» DATASET RECORDS
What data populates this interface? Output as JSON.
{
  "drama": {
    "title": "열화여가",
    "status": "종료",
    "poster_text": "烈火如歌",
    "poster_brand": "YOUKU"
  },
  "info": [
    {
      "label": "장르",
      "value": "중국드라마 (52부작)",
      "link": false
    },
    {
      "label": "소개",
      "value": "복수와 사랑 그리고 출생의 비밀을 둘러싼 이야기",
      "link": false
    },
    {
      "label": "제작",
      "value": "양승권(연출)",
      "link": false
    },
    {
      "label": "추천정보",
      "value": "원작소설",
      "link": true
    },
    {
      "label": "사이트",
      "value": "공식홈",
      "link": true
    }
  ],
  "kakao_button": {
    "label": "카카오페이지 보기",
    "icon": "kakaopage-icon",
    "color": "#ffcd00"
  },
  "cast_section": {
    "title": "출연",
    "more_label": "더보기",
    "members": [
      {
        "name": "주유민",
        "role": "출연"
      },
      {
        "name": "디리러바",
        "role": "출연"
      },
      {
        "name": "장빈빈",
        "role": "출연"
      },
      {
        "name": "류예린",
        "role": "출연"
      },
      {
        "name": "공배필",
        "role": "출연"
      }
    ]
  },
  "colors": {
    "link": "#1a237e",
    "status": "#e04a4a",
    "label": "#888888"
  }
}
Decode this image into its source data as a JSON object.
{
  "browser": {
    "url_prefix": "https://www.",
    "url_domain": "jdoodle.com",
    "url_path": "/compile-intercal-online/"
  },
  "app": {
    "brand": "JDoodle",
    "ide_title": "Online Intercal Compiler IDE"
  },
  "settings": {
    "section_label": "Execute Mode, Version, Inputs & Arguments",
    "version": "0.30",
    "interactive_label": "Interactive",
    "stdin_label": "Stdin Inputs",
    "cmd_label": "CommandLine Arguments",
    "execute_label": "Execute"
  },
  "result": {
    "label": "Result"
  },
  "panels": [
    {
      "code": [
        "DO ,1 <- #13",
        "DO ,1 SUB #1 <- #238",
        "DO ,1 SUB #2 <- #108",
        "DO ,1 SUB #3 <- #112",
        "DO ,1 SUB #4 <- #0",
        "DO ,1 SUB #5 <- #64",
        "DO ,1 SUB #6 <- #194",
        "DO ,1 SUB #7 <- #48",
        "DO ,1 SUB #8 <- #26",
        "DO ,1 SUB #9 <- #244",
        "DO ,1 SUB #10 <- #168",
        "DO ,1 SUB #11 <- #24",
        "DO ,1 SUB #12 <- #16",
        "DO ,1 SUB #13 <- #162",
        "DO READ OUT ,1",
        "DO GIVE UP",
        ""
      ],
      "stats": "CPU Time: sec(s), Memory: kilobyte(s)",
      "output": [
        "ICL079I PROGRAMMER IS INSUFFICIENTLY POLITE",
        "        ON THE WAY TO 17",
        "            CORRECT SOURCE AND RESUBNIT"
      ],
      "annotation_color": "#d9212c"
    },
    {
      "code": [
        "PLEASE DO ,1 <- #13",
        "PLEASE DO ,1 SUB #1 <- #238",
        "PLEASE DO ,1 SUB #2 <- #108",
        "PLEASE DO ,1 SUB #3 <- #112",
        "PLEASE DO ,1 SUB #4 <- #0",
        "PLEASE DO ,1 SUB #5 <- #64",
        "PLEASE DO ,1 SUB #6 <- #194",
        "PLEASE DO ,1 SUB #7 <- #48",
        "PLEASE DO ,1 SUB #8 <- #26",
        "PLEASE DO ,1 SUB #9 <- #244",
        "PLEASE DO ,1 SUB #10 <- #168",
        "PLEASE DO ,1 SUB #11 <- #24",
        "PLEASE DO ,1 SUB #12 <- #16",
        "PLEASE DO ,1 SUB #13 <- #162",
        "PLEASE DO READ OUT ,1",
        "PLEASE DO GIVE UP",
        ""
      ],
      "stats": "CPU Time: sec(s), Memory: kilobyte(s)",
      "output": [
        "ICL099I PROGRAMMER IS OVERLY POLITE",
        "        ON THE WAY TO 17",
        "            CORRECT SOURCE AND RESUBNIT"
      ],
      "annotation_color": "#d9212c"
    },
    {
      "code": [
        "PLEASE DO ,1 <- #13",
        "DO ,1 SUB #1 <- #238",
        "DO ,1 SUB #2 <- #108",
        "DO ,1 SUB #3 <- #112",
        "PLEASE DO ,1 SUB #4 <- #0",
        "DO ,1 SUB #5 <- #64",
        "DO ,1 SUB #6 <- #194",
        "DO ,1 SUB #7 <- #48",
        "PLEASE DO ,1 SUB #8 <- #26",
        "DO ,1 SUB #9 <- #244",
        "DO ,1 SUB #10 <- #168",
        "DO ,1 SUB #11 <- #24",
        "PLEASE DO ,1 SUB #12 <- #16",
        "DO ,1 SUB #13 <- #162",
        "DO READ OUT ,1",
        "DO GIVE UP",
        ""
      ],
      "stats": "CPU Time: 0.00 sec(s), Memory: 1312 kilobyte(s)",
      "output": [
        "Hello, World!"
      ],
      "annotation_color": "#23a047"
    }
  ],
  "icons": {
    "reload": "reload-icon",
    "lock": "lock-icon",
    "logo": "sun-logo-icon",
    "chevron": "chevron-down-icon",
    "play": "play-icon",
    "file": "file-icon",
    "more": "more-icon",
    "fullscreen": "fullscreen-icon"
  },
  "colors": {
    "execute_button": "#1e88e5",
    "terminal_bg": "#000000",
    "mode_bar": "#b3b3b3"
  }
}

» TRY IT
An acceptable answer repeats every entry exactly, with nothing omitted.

» TASK RESULT
What data populates this interface? Output as JSON.
{
  "drama": {
    "title": "열화여가",
    "status": "종료",
    "poster_text": "烈火如歌",
    "poster_brand": "YOUKU"
  },
  "info": [
    {
      "label": "장르",
      "value": "중국드라마 (52부작)",
      "link": false
    },
    {
      "label": "소개",
      "value": "복수와 사랑 그리고 출생의 비밀을 둘러싼 이야기",
      "link": false
    },
    {
      "label": "제작",
      "value": "양승권(연출)",
      "link": false
    },
    {
      "label": "추천정보",
      "value": "원작소설",
      "link": true
    },
    {
      "label": "사이트",
      "value": "공식홈",
      "link": true
    }
  ],
  "kakao_button": {
    "label": "카카오페이지 보기",
    "icon": "kakaopage-icon",
    "color": "#ffcd00"
  },
  "cast_section": {
    "title": "출연",
    "more_label": "더보기",
    "members": [
      {
        "name": "주유민",
        "role": "출연"
      },
      {
        "name": "디리러바",
        "role": "출연"
      },
      {
        "name": "장빈빈",
        "role": "출연"
      },
      {
        "name": "류예린",
        "role": "출연"
      },
      {
        "name": "공배필",
        "role": "출연"
      }
    ]
  },
  "colors": {
    "link": "#1a237e",
    "status": "#e04a4a",
    "label": "#888888"
  }
}
Decode this image into its source data as a JSON object.
{
  "browser": {
    "url_prefix": "https://www.",
    "url_domain": "jdoodle.com",
    "url_path": "/compile-intercal-online/"
  },
  "app": {
    "brand": "JDoodle",
    "ide_title": "Online Intercal Compiler IDE"
  },
  "settings": {
    "section_label": "Execute Mode, Version, Inputs & Arguments",
    "version": "0.30",
    "interactive_label": "Interactive",
    "stdin_label": "Stdin Inputs",
    "cmd_label": "CommandLine Arguments",
    "execute_label": "Execute"
  },
  "result": {
    "label": "Result"
  },
  "panels": [
    {
      "code": [
        "DO ,1 <- #13",
        "DO ,1 SUB #1 <- #238",
        "DO ,1 SUB #2 <- #108",
        "DO ,1 SUB #3 <- #112",
        "DO ,1 SUB #4 <- #0",
        "DO ,1 SUB #5 <- #64",
        "DO ,1 SUB #6 <- #194",
        "DO ,1 SUB #7 <- #48",
        "DO ,1 SUB #8 <- #26",
        "DO ,1 SUB #9 <- #244",
        "DO ,1 SUB #10 <- #168",
        "DO ,1 SUB #11 <- #24",
        "DO ,1 SUB #12 <- #16",
        "DO ,1 SUB #13 <- #162",
        "DO READ OUT ,1",
        "DO GIVE UP",
        ""
      ],
      "stats": "CPU Time: sec(s), Memory: kilobyte(s)",
      "output": [
        "ICL079I PROGRAMMER IS INSUFFICIENTLY POLITE",
        "        ON THE WAY TO 17",
        "            CORRECT SOURCE AND RESUBNIT"
      ],
      "annotation_color": "#d9212c"
    },
    {
      "code": [
        "PLEASE DO ,1 <- #13",
        "PLEASE DO ,1 SUB #1 <- #238",
        "PLEASE DO ,1 SUB #2 <- #108",
        "PLEASE DO ,1 SUB #3 <- #112",
        "PLEASE DO ,1 SUB #4 <- #0",
        "PLEASE DO ,1 SUB #5 <- #64",
        "PLEASE DO ,1 SUB #6 <- #194",
        "PLEASE DO ,1 SUB #7 <- #48",
        "PLEASE DO ,1 SUB #8 <- #26",
        "PLEASE DO ,1 SUB #9 <- #244",
        "PLEASE DO ,1 SUB #10 <- #168",
        "PLEASE DO ,1 SUB #11 <- #24",
        "PLEASE DO ,1 SUB #12 <- #16",
        "PLEASE DO ,1 SUB #13 <- #162",
        "PLEASE DO READ OUT ,1",
        "PLEASE DO GIVE UP",
        ""
      ],
      "stats": "CPU Time: sec(s), Memory: kilobyte(s)",
      "output": [
        "ICL099I PROGRAMMER IS OVERLY POLITE",
        "        ON THE WAY TO 17",
        "            CORRECT SOURCE AND RESUBNIT"
      ],
      "annotation_color": "#d9212c"
    },
    {
      "code": [
        "PLEASE DO ,1 <- #13",
        "DO ,1 SUB #1 <- #238",
        "DO ,1 SUB #2 <- #108",
        "DO ,1 SUB #3 <- #112",
        "PLEASE DO ,1 SUB #4 <- #0",
        "DO ,1 SUB #5 <- #64",
        "DO ,1 SUB #6 <- #194",
        "DO ,1 SUB #7 <- #48",
        "PLEASE DO ,1 SUB #8 <- #26",
        "DO ,1 SUB #9 <- #244",
        "DO ,1 SUB #10 <- #168",
        "DO ,1 SUB #11 <- #24",
        "PLEASE DO ,1 SUB #12 <- #16",
        "DO ,1 SUB #13 <- #162",
        "DO READ OUT ,1",
        "DO GIVE UP",
        ""
      ],
      "stats": "CPU Time: 0.00 sec(s), Memory: 1312 kilobyte(s)",
      "output": [
        "Hello, World!"
      ],
      "annotation_color": "#23a047"
    }
  ],
  "icons": {
    "reload": "reload-icon",
    "lock": "lock-icon",
    "logo": "sun-logo-icon",
    "chevron": "chevron-down-icon",
    "play": "play-icon",
    "file": "file-icon",
    "more": "more-icon",
    "fullscreen": "fullscreen-icon"
  },
  "colors": {
    "execute_button": "#1e88e5",
    "terminal_bg": "#000000",
    "mode_bar": "#b3b3b3"
  }
}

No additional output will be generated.